Equestrian vaulting is most often described as gymnastics and dance on horseback, and like these disciplines, it is an art and not a highly competitive sport. It is one of ten competitive equestrian events recognized by the International Federation of Equestrian Sport.Therapeutic or Interactive Vaulting is also used as form of treatment for children and adults who may have balance, attention, gross motor skill, or social deficits.
Some trace the origins of vaulting to Roman games, including acrobatic displays on cantering horses. Others see roots in the bull dancers of ancient Crete. In either case, people have been performing acrobatic and dance-like movements on the backs of moving horses for more than 2,000 years. The first known depiction of vaulting was from stone painting, dated at around 1500 BC, of Scandinavian riders standing on horses.
Vaulting was later used to help cavalry troops increase their abilities on the horse, and the troops would begin by working on a wooden horse before advancing to a live, moving mount. Modern vaulting was developed in post-war Germany as part of set of exercises for improving general riding.

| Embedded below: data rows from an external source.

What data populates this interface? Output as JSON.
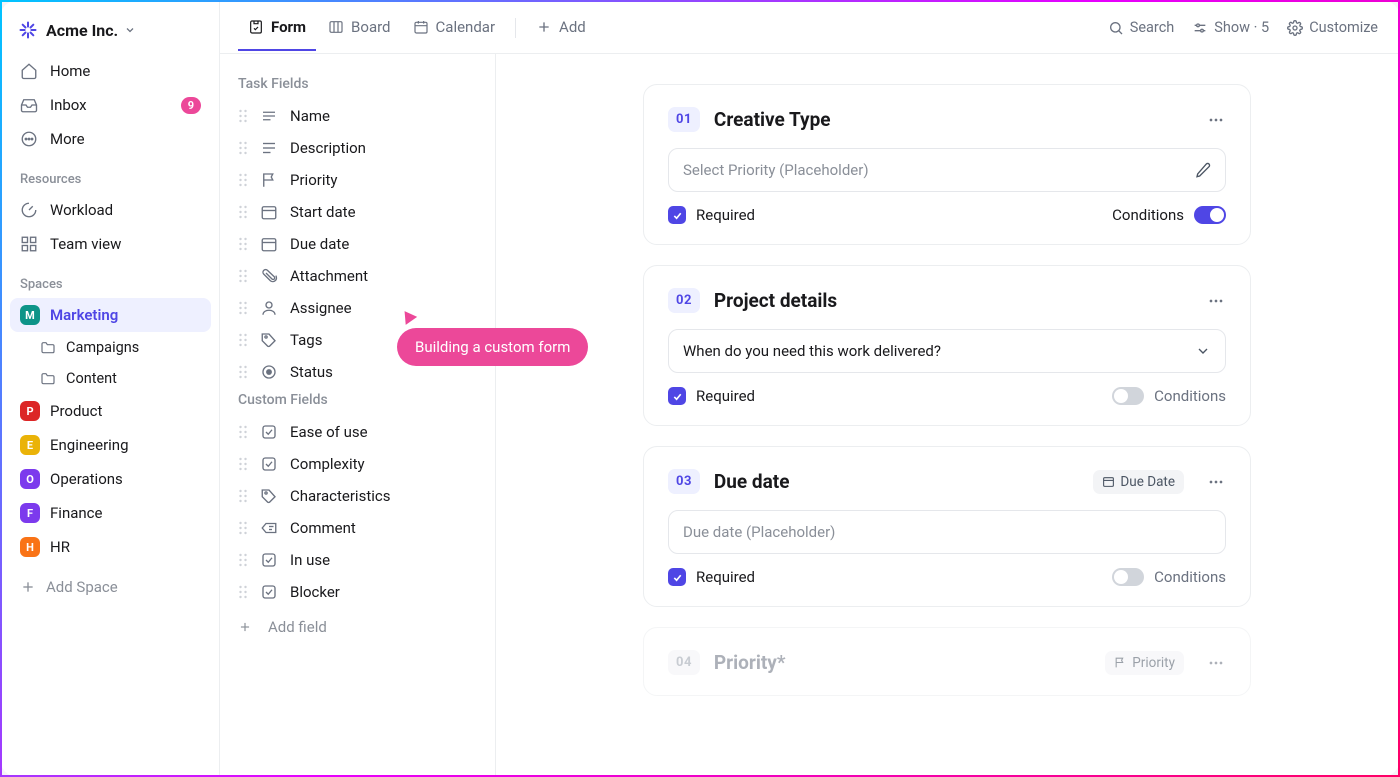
{
  "workspace": {
    "name": "Acme Inc.",
    "inbox_count": "9"
  },
  "nav": {
    "home": "Home",
    "inbox": "Inbox",
    "more": "More"
  },
  "resources": {
    "heading": "Resources",
    "workload": "Workload",
    "teamview": "Team view"
  },
  "spaces": {
    "heading": "Spaces",
    "items": [
      {
        "letter": "M",
        "name": "Marketing",
        "color": "#0d9488",
        "active": true
      },
      {
        "letter": "P",
        "name": "Product",
        "color": "#dc2626"
      },
      {
        "letter": "E",
        "name": "Engineering",
        "color": "#eab308"
      },
      {
        "letter": "O",
        "name": "Operations",
        "color": "#7c3aed"
      },
      {
        "letter": "F",
        "name": "Finance",
        "color": "#7c3aed"
      },
      {
        "letter": "H",
        "name": "HR",
        "color": "#f97316"
      }
    ],
    "sub_campaigns": "Campaigns",
    "sub_content": "Content",
    "add_space": "Add Space"
  },
  "tabs": {
    "form": "Form",
    "board": "Board",
    "calendar": "Calendar",
    "add": "Add"
  },
  "topbar_right": {
    "search": "Search",
    "show": "Show · 5",
    "customize": "Customize"
  },
  "fields": {
    "heading_task": "Task Fields",
    "heading_custom": "Custom Fields",
    "task": [
      "Name",
      "Description",
      "Priority",
      "Start date",
      "Due date",
      "Attachment",
      "Assignee",
      "Tags",
      "Status"
    ],
    "custom": [
      "Ease of use",
      "Complexity",
      "Characteristics",
      "Comment",
      "In use",
      "Blocker"
    ],
    "add": "Add field"
  },
  "questions": [
    {
      "num": "01",
      "title": "Creative Type",
      "placeholder": "Select Priority (Placeholder)",
      "filled": false,
      "trailing": "edit",
      "required": "Required",
      "conditions": "Conditions",
      "toggleOn": true,
      "conditionsRight": true
    },
    {
      "num": "02",
      "title": "Project details",
      "placeholder": "When do you need this work delivered?",
      "filled": true,
      "trailing": "chevron",
      "required": "Required",
      "conditions": "Conditions",
      "toggleOn": false
    },
    {
      "num": "03",
      "title": "Due date",
      "placeholder": "Due date (Placeholder)",
      "filled": false,
      "trailing": "none",
      "pill": "Due Date",
      "pillIcon": "calendar",
      "required": "Required",
      "conditions": "Conditions",
      "toggleOn": false
    },
    {
      "num": "04",
      "title": "Priority*",
      "placeholder": "",
      "pill": "Priority",
      "pillIcon": "flag",
      "muted": true
    }
  ],
  "tooltip": {
    "text": "Building a custom form"
  }
}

Cavalry officers introduced the sport at the 1920 Olympic Games in Antwerp as "Artistic Riding," although the sport was not continued in the Games.
(clip from my first attempt at horse vaulting- From July 30th)
(clip from my second training session with the goal of mounting moving horse- From Oct 5th)